About this WINE
La Monacesca, Marche
Couched high up in the Appenines in the eastern province of Marche lies the La Monacesca (Italian for monastery) La Monacesca estate, on the site of ancient salt-lake of the Paleolithic era rich in minerals. The estate was so-called because of the monastery erected by Benedictine Monks on the run from the dastardly Lombards in 900 A.D. Fast-forward to 1966 when Casimiro Cifola purchased the land and began planting Verdicchio.
For many years the estate has been producing a range of high quality white wines and the Cifolas are now considered by some, among the best white wine producers in the whole of Italy, not just the Marche.
Their estate is located in the largely inaccessible region of Matelica, in the Marche region of central Italy and it is now run by Casimiro's son Aldo Cifola. The 22 hectares of vineyards are located at high altitudes near to the Umbria border and are planted with 80% Verdicchio and 20% Malvasia.
The white wines are distinctive and expressive of the terroir of the district. Over the years, Gambero Rosso has honoured several of their wines with coveted "Three Glass" awards, the most exclusive wine awards in Italy. Until recently the estate has concentrated almost exclusively on white wines, but is now beginning to work with red grapes.
Verdicchio di Matelica
Only a tenth of the size of the Castelli di Jesi DOC, the 300ha of vineyards in Verdicchio di Matelica lie up the hill from their more famous counterpart, on mineral-rich calcareous clay soils at a lofty altitude of 400m.
These factors, combined with a continental climate, help produce one of Italys very top white wines. Vinification in stainless-steel is combined with lees contact which delivers a rich, complex wine with a pleasing almost salty twist such is the high level of dry extract.
Recommended producers: La Monacesca.
Verdicchio is one of the most widely planted white grape varieties in the Marche region of central Italy. It has been cultivated for over 600 years and is the grape behind two of the Marche's most important DOCs – Verdicchio dei Castelli di Jesi, to the west of Ancona and 20 miles from the Adriatic Sea, and Verdicchio di Matelica, further inland and at a higher altitude, close to the Umbria border.
Verdicchio's name is derived from verde, meaning green, referring to the yellowish-green skin of the grape, which gives the wine a subtle, greenish hue. It produces crisp, dry, mineral wines of naturally high acidity, often with hints of citrus fruits and almonds.
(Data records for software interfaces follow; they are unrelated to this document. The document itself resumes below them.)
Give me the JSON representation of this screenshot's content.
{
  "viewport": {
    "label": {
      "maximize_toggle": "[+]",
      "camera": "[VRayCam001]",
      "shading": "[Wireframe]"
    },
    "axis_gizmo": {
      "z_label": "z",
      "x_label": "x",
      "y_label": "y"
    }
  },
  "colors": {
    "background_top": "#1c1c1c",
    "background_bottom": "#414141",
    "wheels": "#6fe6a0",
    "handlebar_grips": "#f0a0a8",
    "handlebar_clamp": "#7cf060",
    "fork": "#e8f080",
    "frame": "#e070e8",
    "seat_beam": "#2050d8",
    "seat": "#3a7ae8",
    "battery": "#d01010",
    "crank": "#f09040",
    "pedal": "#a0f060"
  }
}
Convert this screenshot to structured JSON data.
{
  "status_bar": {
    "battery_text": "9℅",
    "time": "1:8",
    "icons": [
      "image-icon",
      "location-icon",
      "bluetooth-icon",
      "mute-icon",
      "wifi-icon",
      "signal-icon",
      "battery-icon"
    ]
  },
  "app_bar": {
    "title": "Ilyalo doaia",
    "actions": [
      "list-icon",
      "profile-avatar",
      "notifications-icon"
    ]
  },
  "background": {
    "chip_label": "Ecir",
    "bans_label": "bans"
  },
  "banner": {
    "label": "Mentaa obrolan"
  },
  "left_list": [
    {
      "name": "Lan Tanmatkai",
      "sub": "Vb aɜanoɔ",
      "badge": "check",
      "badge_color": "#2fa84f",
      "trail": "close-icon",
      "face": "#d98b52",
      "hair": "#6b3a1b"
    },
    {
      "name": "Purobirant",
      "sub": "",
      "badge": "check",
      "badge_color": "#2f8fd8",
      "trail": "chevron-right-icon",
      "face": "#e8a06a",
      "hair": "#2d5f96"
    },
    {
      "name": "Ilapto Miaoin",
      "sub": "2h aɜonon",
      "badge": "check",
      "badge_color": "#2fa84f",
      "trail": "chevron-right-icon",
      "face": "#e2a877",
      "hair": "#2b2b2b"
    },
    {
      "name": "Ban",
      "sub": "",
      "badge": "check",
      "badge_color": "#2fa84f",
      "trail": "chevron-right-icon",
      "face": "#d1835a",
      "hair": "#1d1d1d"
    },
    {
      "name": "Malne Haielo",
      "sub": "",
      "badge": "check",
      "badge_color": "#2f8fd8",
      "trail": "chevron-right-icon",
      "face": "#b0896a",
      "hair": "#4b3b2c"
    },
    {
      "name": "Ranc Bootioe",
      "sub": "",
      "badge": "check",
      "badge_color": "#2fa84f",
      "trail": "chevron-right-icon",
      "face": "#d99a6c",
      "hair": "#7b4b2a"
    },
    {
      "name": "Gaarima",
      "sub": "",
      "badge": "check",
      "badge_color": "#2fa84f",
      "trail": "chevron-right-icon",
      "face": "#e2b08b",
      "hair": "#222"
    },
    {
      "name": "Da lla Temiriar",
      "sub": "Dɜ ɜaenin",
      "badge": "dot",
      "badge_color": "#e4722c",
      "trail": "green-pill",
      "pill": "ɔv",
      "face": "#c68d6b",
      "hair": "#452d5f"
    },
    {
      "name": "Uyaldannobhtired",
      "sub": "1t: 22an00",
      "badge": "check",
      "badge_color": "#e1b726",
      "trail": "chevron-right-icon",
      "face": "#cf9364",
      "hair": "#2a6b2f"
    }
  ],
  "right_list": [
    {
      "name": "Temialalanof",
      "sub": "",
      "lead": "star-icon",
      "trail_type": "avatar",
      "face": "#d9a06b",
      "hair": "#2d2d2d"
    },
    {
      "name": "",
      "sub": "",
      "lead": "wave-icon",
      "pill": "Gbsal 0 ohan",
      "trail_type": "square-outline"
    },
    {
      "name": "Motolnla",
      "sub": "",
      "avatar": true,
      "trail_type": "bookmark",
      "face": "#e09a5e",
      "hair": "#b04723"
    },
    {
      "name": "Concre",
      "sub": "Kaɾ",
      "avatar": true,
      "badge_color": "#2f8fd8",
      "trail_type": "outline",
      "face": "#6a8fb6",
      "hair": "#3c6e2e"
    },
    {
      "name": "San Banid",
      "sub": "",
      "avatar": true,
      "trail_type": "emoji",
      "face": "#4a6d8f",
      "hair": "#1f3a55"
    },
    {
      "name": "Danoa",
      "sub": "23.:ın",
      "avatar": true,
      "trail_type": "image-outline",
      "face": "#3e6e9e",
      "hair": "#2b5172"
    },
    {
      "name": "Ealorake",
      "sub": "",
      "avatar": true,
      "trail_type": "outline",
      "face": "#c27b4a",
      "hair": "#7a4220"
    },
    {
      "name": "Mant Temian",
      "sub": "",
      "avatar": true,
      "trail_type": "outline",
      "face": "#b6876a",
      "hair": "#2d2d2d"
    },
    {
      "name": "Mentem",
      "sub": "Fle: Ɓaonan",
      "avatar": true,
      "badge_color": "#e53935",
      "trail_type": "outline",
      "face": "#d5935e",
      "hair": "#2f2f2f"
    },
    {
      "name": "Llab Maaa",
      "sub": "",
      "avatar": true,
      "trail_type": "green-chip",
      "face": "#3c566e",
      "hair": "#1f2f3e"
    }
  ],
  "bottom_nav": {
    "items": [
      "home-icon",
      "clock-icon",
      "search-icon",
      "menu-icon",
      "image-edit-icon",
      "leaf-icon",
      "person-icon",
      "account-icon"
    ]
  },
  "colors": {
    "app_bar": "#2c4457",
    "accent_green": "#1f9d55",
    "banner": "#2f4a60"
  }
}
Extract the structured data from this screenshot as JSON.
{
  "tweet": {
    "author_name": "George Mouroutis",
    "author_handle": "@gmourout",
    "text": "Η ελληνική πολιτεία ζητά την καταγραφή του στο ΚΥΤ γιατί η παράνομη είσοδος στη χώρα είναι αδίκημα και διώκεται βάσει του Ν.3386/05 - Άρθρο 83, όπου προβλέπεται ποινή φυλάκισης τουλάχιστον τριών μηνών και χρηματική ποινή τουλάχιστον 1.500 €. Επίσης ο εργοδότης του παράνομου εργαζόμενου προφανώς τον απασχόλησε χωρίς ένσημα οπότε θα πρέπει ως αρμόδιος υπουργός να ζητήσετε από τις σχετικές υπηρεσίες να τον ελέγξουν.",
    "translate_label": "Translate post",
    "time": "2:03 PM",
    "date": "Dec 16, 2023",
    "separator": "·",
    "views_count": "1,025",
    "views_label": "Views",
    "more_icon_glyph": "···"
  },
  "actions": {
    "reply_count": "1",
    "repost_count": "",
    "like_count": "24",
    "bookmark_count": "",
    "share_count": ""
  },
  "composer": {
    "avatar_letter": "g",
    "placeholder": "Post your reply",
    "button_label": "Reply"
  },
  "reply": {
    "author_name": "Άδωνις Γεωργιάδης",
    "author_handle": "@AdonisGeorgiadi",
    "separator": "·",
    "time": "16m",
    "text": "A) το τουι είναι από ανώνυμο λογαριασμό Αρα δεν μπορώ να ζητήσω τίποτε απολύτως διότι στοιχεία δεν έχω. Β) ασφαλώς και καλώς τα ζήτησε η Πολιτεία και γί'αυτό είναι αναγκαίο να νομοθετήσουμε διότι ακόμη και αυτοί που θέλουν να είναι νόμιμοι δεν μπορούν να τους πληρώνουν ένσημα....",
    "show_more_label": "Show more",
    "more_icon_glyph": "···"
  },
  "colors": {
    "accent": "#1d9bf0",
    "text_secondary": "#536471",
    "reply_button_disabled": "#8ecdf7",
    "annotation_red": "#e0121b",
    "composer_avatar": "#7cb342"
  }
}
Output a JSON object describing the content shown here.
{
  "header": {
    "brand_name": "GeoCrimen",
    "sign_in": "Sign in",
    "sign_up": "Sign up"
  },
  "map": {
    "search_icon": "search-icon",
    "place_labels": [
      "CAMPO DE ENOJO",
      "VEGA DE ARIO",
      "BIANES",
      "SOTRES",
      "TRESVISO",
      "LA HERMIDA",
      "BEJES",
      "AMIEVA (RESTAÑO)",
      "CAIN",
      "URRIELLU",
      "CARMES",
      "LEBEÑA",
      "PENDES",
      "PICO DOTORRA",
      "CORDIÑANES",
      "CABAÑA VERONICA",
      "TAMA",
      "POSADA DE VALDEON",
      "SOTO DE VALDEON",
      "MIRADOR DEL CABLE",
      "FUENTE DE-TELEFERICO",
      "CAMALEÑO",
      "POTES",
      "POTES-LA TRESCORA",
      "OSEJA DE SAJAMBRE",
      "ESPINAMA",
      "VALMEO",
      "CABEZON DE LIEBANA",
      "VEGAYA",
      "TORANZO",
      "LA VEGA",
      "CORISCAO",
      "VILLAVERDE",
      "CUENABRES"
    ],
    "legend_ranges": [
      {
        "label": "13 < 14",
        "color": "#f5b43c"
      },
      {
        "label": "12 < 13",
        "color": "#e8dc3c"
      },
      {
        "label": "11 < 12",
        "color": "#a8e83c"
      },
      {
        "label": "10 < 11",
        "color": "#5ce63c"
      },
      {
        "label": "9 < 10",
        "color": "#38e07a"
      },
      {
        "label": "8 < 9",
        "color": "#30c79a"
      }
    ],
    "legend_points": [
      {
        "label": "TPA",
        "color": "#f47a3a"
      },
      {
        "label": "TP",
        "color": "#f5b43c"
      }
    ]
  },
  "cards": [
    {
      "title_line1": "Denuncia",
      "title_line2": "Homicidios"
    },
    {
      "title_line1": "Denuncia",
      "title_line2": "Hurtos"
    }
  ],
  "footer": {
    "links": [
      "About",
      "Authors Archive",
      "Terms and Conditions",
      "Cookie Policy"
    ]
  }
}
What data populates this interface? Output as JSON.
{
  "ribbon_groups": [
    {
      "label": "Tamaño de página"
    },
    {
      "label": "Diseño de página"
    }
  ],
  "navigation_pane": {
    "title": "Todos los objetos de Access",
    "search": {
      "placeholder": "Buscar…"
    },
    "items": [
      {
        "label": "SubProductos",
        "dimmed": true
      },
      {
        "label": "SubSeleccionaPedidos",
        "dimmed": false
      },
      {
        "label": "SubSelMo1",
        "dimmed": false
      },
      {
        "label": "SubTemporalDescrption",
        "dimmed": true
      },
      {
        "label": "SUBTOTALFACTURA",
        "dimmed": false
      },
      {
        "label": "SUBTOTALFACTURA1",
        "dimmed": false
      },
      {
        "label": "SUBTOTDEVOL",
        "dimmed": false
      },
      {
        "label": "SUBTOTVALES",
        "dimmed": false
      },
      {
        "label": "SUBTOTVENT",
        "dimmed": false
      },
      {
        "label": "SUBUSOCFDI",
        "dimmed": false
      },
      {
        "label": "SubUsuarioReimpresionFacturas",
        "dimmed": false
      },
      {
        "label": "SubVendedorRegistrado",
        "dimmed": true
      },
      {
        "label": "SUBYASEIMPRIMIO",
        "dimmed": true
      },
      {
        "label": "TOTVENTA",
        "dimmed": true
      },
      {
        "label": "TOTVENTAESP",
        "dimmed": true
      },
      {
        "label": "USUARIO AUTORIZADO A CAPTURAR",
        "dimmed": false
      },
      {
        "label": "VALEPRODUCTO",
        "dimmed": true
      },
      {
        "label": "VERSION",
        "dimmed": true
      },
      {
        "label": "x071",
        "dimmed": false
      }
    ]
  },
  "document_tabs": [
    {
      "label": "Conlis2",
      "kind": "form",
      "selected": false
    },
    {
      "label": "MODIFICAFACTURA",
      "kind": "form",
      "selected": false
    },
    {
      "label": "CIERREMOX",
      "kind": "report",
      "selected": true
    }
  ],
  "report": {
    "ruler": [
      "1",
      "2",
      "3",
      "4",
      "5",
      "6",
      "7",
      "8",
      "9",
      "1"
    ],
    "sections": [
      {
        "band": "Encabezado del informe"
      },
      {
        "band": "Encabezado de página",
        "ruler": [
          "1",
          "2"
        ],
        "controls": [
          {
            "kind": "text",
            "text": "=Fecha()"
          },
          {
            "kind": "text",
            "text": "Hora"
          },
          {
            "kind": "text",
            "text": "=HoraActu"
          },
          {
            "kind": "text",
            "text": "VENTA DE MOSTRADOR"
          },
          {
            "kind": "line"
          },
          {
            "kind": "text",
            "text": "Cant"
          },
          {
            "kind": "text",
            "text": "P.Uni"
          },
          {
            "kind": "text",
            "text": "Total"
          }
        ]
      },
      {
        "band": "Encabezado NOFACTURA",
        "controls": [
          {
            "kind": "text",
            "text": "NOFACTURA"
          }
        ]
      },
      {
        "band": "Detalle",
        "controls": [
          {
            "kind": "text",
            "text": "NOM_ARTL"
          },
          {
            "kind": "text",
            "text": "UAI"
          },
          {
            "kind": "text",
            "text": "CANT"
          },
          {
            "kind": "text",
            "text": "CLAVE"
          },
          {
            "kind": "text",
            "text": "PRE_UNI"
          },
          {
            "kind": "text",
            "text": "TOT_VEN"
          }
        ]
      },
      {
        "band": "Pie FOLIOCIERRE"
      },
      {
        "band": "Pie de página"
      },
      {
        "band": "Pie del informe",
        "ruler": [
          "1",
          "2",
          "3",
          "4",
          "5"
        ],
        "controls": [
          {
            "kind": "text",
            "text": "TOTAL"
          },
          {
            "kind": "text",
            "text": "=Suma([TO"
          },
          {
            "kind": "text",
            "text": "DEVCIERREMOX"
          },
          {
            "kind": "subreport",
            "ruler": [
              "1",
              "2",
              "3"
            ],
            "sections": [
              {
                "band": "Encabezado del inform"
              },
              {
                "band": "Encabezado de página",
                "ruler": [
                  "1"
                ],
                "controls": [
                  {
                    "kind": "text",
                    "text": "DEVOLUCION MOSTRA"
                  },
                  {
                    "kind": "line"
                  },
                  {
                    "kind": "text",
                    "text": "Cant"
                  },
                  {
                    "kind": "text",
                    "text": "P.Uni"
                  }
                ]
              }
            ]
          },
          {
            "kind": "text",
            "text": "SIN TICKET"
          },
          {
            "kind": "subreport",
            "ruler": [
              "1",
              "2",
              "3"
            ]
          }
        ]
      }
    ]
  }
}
It is also well suited to the production of sparkling wine and Verdicchio was one of the first Italian spumantes back in the 19th century.
Verdicchio has recently been proven to be identical to Trebbiano di Soave, Trebbiano di Lugana (aka Turbiana) and Trebbiano Veltenesi.